Data records
-- Opening Marker --
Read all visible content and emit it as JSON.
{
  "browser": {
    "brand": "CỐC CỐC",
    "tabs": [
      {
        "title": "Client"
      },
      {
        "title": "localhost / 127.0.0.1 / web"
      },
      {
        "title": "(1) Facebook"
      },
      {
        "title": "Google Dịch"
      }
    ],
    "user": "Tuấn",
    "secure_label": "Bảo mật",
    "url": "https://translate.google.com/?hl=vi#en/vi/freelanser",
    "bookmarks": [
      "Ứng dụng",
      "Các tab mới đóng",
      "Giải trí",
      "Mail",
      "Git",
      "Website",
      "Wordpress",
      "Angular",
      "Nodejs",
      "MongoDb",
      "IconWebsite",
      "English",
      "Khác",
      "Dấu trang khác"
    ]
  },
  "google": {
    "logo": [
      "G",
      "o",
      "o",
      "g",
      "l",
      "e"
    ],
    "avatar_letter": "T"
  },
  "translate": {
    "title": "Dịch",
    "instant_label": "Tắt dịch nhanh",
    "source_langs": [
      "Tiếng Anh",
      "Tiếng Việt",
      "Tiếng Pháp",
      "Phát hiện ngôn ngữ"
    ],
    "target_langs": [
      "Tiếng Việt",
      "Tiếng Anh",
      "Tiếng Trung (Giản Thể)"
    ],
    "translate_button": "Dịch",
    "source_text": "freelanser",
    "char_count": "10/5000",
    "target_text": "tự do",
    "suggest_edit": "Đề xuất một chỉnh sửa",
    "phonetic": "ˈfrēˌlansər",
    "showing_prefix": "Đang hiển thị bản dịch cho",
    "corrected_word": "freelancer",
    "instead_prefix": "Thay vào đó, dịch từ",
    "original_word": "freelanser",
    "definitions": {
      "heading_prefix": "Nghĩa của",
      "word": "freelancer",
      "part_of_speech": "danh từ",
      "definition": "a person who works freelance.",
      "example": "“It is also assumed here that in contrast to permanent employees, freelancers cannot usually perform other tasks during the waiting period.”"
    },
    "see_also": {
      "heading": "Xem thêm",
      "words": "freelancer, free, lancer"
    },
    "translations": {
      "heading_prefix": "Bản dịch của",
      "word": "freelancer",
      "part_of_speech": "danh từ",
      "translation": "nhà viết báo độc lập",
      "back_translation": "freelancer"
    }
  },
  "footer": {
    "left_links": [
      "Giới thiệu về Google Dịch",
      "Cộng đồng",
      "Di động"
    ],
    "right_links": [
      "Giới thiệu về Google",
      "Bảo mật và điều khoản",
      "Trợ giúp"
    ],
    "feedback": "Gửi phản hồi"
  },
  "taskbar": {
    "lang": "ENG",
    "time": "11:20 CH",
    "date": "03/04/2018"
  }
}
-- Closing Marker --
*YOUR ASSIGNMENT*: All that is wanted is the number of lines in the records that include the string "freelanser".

*ANSWER SECTION*: 3